In theory, Francisco Rodriguez should be in line for a lighter workload now that he’s Milwaukee’s closer. Two days in, though, it certainly hasn’t worked that way.
Working for the fourth straight day, Rodriguez walked three and threw 35 pitches on his way to getting a save against the Cardinals in the Brewers’ 4-3 win Wednesday.
Rodriguez threw 12 pitches Sunday, 17 Monday and 19 Tuesday before getting the ball in the ninth in a 4-2 game today. He struggled with his control and issued three walks on 3-2 counts, but he was able to get Lance Berkman to line out to left field to end it.
Overall, Rodriguez has thrown 43 2/3 innings, which doesn’t seem excessive by itself. He’s on pace to throw 77 2/3 innings for the season, which would be his high mark since 2004, but only the third highest of his career.
K-Rod, though, has been forced to step it up lately. He’s worked four days in a row twice this month. For the season, he’s made 20 appearances on zero days’ rest, leading major league relievers. Detroit’s Jose Valverde is second with 18, followed by five guys with 16.
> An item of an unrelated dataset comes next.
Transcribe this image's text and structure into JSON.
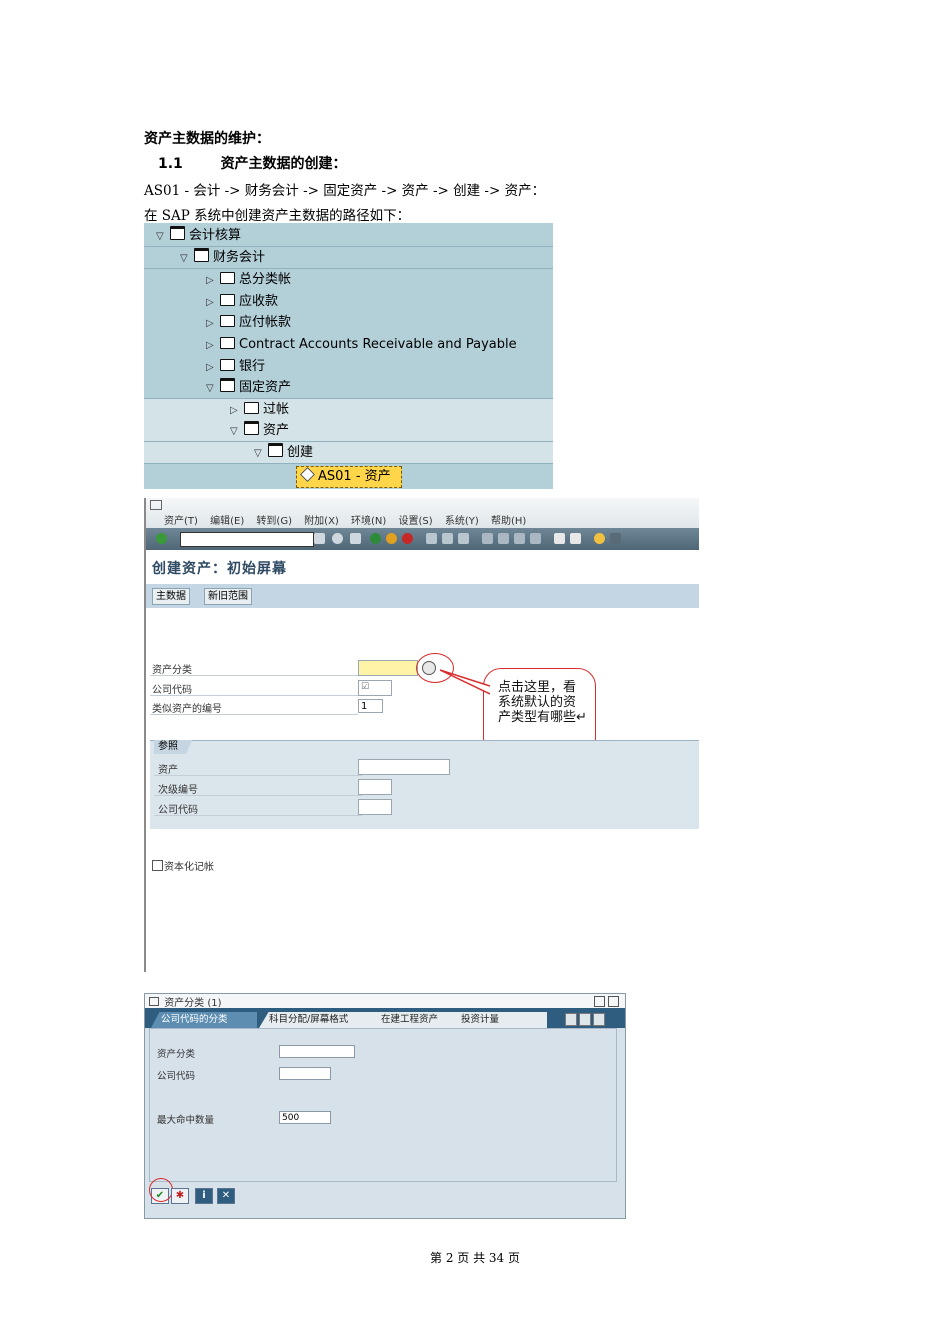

Fortunately, the Brewers have Thursday off, so they won’t have to worry about the ninth inning tomorrow. I think they should probably give K-Rod an extra day off on Friday after 83 pitches in four days, but that could lead to a difficult choice in the ninth. Making his first appearance since K-Rod replaced him in the closer’s role, John Axford got the win in relief today after getting four outs in the fifth and sixth innings. The Brewers probably wouldn’t want to go back to him in the ninth right away this weekend, but they also don’t want to burn K-Rod out.
Andrew Miller leaving last night’s Indians-Red Sox game got all the press, but the Indians lost another key player in the game as well: Carlos Santana. He was forced to leave after going 0-for-3. There was no followup announcement after the game, so he’s likely being reevaluated.
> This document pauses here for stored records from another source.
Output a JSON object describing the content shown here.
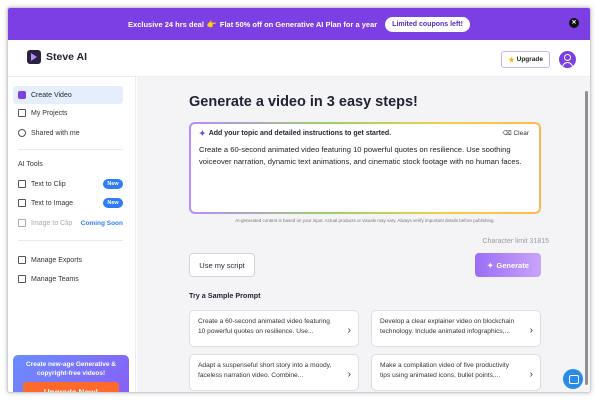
{
  "promo_bar": {
    "deal_prefix": "Exclusive 24 hrs deal",
    "deal_emoji": "👉",
    "deal_text": "Flat 50% off on Generative AI Plan for a year",
    "coupon_label": "Limited coupons left!",
    "close_icon": "close-icon",
    "bg_color": "#7b3fe4"
  },
  "header": {
    "logo_text": "Steve AI",
    "upgrade_label": "Upgrade",
    "upgrade_icon": "star-icon",
    "avatar_icon": "user-icon"
  },
  "sidebar": {
    "items_top": [
      {
        "label": "Create Video",
        "icon": "video-icon",
        "active": true
      },
      {
        "label": "My Projects",
        "icon": "folder-icon"
      },
      {
        "label": "Shared with me",
        "icon": "shared-icon"
      }
    ],
    "ai_tools_label": "AI Tools",
    "ai_tools": [
      {
        "label": "Text to Clip",
        "badge": "New"
      },
      {
        "label": "Text to Image",
        "badge": "New"
      },
      {
        "label": "Image to Clip",
        "badge": "Coming Soon"
      }
    ],
    "items_bottom": [
      {
        "label": "Manage Exports"
      },
      {
        "label": "Manage Teams"
      }
    ],
    "promo_card": {
      "text": "Create new-age Generative & copyright-free videos!",
      "button_label": "Upgrade Now!"
    }
  },
  "main": {
    "title": "Generate a video in 3 easy steps!",
    "prompt": {
      "header": "Add your topic and detailed instructions to get started.",
      "clear_label": "Clear",
      "text": "Create a 60-second animated video featuring 10 powerful quotes on resilience. Use soothing voiceover narration, dynamic text animations, and cinematic stock footage with no human faces."
    },
    "disclaimer": "AI-generated content is based on your input. Actual products or visuals may vary. Always verify important details before publishing.",
    "character_limit": "Character limit 31815",
    "my_script_label": "Use my script",
    "generate_label": "Generate",
    "sample_title": "Try a Sample Prompt",
    "samples": [
      {
        "text": "Create a 60-second animated video featuring 10 powerful quotes on resilience. Use..."
      },
      {
        "text": "Develop a clear explainer video on blockchain technology. Include animated infographics,..."
      },
      {
        "text": "Adapt a suspenseful short story into a moody, faceless narration video. Combine..."
      },
      {
        "text": "Make a compilation video of five productivity tips using animated icons, bullet points,..."
      }
    ]
  }
}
Santana is hitting .250/.355/.446 on the year, but he’s been pretty hot of late, hitting .375 with a couple of homers in the past week.
On Sunday Phillies reliever Hector Neris hit Buster Posey in the back. Posey thought it was intentional and, after the game, said “I guess he didn’t feel he could get me out.”
Was it intentional? There’s a lot to suggest it wasn’t. Mostly the game situation: the Phillies had a two-run lead, but Neris was called in with two men on base and hitting Posey put the tying run in scoring position, which is not something a reliever usually wants to do with his first pitch of the game. Beyond that, while Neris and former Giant Eduardo Nunez had a bit of an incident earlier this season (Neris blew a kiss at Nunez after some words), there was no bad blood between Posey and Neris. When the pitch hit Posey in the back Neris seemed to react negatively, as if he didn’t mean to do it, and said as much after the game.
Oh well, it’s not uncommon for guys who get hit to be angry about it, even if it was uninentional. It’s not uncommon for guys who hit someone to say it was an accident, even if it wasn’t. You can file this one in the “unsolved” drawer forever, where it will be forgotten.
Or at least you could until Bruce Bochy weighed in yesterday, after the Phillies left town:
“It wasn’t just a little inside. The same guy — I’ll say it, he’s an idiot. He showed it in Philadelphia when he was having words with (Eduardo) Nuñez, so I think that caused the radar to be up a little bit on what happened there. It wasn’t a glancing blow. It was at his ribs and on the backside of his ribs. I’m not surprised. I would have been upset, too. You never know for sure, but it certainly didn’t look good. Anyway, that’s behind us.”
I guess it was, anyway. The Giants don’t face the Phillies again this year, but remember it for next year.